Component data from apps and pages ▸
• • • • •
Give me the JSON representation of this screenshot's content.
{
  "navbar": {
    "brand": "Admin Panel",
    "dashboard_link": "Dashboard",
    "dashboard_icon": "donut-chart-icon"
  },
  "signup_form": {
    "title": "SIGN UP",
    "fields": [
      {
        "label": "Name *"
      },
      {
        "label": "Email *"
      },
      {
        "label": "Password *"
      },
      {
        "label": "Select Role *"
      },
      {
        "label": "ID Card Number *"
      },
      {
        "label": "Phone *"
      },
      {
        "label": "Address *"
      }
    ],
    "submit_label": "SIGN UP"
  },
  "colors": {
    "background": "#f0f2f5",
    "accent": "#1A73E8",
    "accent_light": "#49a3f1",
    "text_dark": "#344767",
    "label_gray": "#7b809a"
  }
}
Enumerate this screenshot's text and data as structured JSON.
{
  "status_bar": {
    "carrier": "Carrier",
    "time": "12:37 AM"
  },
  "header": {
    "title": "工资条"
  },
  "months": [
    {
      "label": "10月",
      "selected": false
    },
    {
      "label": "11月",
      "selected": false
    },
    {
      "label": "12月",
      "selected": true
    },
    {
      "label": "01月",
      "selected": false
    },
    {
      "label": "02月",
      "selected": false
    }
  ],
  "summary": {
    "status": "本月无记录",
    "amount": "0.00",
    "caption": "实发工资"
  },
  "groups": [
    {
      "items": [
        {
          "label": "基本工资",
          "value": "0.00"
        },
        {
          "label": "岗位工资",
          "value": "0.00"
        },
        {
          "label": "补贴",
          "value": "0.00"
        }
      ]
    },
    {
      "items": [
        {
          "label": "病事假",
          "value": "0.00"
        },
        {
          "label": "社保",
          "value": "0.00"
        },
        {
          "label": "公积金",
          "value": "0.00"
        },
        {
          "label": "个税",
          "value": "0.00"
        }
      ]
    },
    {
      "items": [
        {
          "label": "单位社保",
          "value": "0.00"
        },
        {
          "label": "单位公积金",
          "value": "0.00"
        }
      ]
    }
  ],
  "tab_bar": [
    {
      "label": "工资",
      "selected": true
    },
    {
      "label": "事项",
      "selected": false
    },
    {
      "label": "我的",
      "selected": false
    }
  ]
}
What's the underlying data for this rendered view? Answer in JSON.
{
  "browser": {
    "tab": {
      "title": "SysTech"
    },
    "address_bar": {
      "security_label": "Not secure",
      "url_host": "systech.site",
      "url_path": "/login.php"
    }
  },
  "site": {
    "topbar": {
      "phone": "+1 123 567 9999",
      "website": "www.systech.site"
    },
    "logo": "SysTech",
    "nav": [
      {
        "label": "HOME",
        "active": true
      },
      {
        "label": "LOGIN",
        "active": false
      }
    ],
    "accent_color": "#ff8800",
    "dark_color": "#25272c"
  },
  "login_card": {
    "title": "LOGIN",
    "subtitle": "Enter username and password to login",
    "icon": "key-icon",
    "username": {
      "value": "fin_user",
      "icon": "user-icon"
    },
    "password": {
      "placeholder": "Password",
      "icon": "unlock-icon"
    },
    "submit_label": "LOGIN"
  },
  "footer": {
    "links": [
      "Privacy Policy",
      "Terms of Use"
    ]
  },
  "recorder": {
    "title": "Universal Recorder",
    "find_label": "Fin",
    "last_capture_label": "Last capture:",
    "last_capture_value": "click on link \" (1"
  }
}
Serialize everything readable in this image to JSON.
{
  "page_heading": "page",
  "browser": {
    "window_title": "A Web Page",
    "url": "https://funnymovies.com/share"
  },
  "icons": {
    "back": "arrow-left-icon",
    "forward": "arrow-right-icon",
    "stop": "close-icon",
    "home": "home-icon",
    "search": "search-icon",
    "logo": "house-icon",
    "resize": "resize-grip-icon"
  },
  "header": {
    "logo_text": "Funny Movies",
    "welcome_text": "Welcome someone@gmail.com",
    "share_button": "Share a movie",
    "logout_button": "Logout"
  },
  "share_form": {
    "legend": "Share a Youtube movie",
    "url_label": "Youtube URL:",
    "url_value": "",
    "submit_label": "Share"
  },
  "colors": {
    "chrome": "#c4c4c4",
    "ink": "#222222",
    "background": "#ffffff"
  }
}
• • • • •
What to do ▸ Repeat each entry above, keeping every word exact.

Solution to this exercise ▸
Give me the JSON representation of this screenshot's content.
{
  "navbar": {
    "brand": "Admin Panel",
    "dashboard_link": "Dashboard",
    "dashboard_icon": "donut-chart-icon"
  },
  "signup_form": {
    "title": "SIGN UP",
    "fields": [
      {
        "label": "Name *"
      },
      {
        "label": "Email *"
      },
      {
        "label": "Password *"
      },
      {
        "label": "Select Role *"
      },
      {
        "label": "ID Card Number *"
      },
      {
        "label": "Phone *"
      },
      {
        "label": "Address *"
      }
    ],
    "submit_label": "SIGN UP"
  },
  "colors": {
    "background": "#f0f2f5",
    "accent": "#1A73E8",
    "accent_light": "#49a3f1",
    "text_dark": "#344767",
    "label_gray": "#7b809a"
  }
}
Enumerate this screenshot's text and data as structured JSON.
{
  "status_bar": {
    "carrier": "Carrier",
    "time": "12:37 AM"
  },
  "header": {
    "title": "工资条"
  },
  "months": [
    {
      "label": "10月",
      "selected": false
    },
    {
      "label": "11月",
      "selected": false
    },
    {
      "label": "12月",
      "selected": true
    },
    {
      "label": "01月",
      "selected": false
    },
    {
      "label": "02月",
      "selected": false
    }
  ],
  "summary": {
    "status": "本月无记录",
    "amount": "0.00",
    "caption": "实发工资"
  },
  "groups": [
    {
      "items": [
        {
          "label": "基本工资",
          "value": "0.00"
        },
        {
          "label": "岗位工资",
          "value": "0.00"
        },
        {
          "label": "补贴",
          "value": "0.00"
        }
      ]
    },
    {
      "items": [
        {
          "label": "病事假",
          "value": "0.00"
        },
        {
          "label": "社保",
          "value": "0.00"
        },
        {
          "label": "公积金",
          "value": "0.00"
        },
        {
          "label": "个税",
          "value": "0.00"
        }
      ]
    },
    {
      "items": [
        {
          "label": "单位社保",
          "value": "0.00"
        },
        {
          "label": "单位公积金",
          "value": "0.00"
        }
      ]
    }
  ],
  "tab_bar": [
    {
      "label": "工资",
      "selected": true
    },
    {
      "label": "事项",
      "selected": false
    },
    {
      "label": "我的",
      "selected": false
    }
  ]
}
What's the underlying data for this rendered view? Answer in JSON.
{
  "browser": {
    "tab": {
      "title": "SysTech"
    },
    "address_bar": {
      "security_label": "Not secure",
      "url_host": "systech.site",
      "url_path": "/login.php"
    }
  },
  "site": {
    "topbar": {
      "phone": "+1 123 567 9999",
      "website": "www.systech.site"
    },
    "logo": "SysTech",
    "nav": [
      {
        "label": "HOME",
        "active": true
      },
      {
        "label": "LOGIN",
        "active": false
      }
    ],
    "accent_color": "#ff8800",
    "dark_color": "#25272c"
  },
  "login_card": {
    "title": "LOGIN",
    "subtitle": "Enter username and password to login",
    "icon": "key-icon",
    "username": {
      "value": "fin_user",
      "icon": "user-icon"
    },
    "password": {
      "placeholder": "Password",
      "icon": "unlock-icon"
    },
    "submit_label": "LOGIN"
  },
  "footer": {
    "links": [
      "Privacy Policy",
      "Terms of Use"
    ]
  },
  "recorder": {
    "title": "Universal Recorder",
    "find_label": "Fin",
    "last_capture_label": "Last capture:",
    "last_capture_value": "click on link \" (1"
  }
}
Serialize everything readable in this image to JSON.
{
  "page_heading": "page",
  "browser": {
    "window_title": "A Web Page",
    "url": "https://funnymovies.com/share"
  },
  "icons": {
    "back": "arrow-left-icon",
    "forward": "arrow-right-icon",
    "stop": "close-icon",
    "home": "home-icon",
    "search": "search-icon",
    "logo": "house-icon",
    "resize": "resize-grip-icon"
  },
  "header": {
    "logo_text": "Funny Movies",
    "welcome_text": "Welcome someone@gmail.com",
    "share_button": "Share a movie",
    "logout_button": "Logout"
  },
  "share_form": {
    "legend": "Share a Youtube movie",
    "url_label": "Youtube URL:",
    "url_value": "",
    "submit_label": "Share"
  },
  "colors": {
    "chrome": "#c4c4c4",
    "ink": "#222222",
    "background": "#ffffff"
  }
}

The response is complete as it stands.